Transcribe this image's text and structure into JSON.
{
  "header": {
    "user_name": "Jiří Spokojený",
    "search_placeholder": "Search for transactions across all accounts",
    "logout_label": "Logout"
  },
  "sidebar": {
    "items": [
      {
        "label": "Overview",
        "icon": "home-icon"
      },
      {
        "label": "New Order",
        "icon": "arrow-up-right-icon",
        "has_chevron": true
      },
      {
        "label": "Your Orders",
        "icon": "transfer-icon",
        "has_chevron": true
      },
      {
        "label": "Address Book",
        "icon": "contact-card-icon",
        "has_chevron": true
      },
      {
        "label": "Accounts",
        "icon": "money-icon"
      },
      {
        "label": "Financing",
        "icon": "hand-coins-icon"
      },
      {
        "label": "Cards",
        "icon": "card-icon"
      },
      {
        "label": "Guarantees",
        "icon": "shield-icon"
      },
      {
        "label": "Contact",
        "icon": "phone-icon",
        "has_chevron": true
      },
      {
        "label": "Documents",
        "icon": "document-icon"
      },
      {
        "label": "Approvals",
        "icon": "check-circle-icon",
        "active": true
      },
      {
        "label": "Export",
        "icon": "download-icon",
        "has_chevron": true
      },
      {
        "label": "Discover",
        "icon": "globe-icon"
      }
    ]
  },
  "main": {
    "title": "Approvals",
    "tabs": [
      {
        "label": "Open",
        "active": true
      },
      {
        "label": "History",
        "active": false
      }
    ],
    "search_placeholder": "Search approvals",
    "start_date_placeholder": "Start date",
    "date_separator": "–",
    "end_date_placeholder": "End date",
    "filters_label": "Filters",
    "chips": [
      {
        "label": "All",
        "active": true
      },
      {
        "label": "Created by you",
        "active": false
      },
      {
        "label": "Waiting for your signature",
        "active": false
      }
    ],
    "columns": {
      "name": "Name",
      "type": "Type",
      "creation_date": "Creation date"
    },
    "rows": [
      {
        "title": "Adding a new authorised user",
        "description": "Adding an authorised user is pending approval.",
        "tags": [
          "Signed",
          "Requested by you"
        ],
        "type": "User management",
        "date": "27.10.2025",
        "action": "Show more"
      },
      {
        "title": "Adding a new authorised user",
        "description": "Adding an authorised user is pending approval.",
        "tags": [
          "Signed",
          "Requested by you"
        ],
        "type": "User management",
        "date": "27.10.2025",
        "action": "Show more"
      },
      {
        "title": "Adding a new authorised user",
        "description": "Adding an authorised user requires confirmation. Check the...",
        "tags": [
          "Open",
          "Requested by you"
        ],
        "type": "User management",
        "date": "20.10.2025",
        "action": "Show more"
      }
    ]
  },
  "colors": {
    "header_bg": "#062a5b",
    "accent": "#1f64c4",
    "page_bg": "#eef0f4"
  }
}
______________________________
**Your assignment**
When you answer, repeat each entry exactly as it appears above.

**Written reply**
Transcribe this image's text and structure into JSON.
{
  "header": {
    "user_name": "Jiří Spokojený",
    "search_placeholder": "Search for transactions across all accounts",
    "logout_label": "Logout"
  },
  "sidebar": {
    "items": [
      {
        "label": "Overview",
        "icon": "home-icon"
      },
      {
        "label": "New Order",
        "icon": "arrow-up-right-icon",
        "has_chevron": true
      },
      {
        "label": "Your Orders",
        "icon": "transfer-icon",
        "has_chevron": true
      },
      {
        "label": "Address Book",
        "icon": "contact-card-icon",
        "has_chevron": true
      },
      {
        "label": "Accounts",
        "icon": "money-icon"
      },
      {
        "label": "Financing",
        "icon": "hand-coins-icon"
      },
      {
        "label": "Cards",
        "icon": "card-icon"
      },
      {
        "label": "Guarantees",
        "icon": "shield-icon"
      },
      {
        "label": "Contact",
        "icon": "phone-icon",
        "has_chevron": true
      },
      {
        "label": "Documents",
        "icon": "document-icon"
      },
      {
        "label": "Approvals",
        "icon": "check-circle-icon",
        "active": true
      },
      {
        "label": "Export",
        "icon": "download-icon",
        "has_chevron": true
      },
      {
        "label": "Discover",
        "icon": "globe-icon"
      }
    ]
  },
  "main": {
    "title": "Approvals",
    "tabs": [
      {
        "label": "Open",
        "active": true
      },
      {
        "label": "History",
        "active": false
      }
    ],
    "search_placeholder": "Search approvals",
    "start_date_placeholder": "Start date",
    "date_separator": "–",
    "end_date_placeholder": "End date",
    "filters_label": "Filters",
    "chips": [
      {
        "label": "All",
        "active": true
      },
      {
        "label": "Created by you",
        "active": false
      },
      {
        "label": "Waiting for your signature",
        "active": false
      }
    ],
    "columns": {
      "name": "Name",
      "type": "Type",
      "creation_date": "Creation date"
    },
    "rows": [
      {
        "title": "Adding a new authorised user",
        "description": "Adding an authorised user is pending approval.",
        "tags": [
          "Signed",
          "Requested by you"
        ],
        "type": "User management",
        "date": "27.10.2025",
        "action": "Show more"
      },
      {
        "title": "Adding a new authorised user",
        "description": "Adding an authorised user is pending approval.",
        "tags": [
          "Signed",
          "Requested by you"
        ],
        "type": "User management",
        "date": "27.10.2025",
        "action": "Show more"
      },
      {
        "title": "Adding a new authorised user",
        "description": "Adding an authorised user requires confirmation. Check the...",
        "tags": [
          "Open",
          "Requested by you"
        ],
        "type": "User management",
        "date": "20.10.2025",
        "action": "Show more"
      }
    ]
  },
  "colors": {
    "header_bg": "#062a5b",
    "accent": "#1f64c4",
    "page_bg": "#eef0f4"
  }
}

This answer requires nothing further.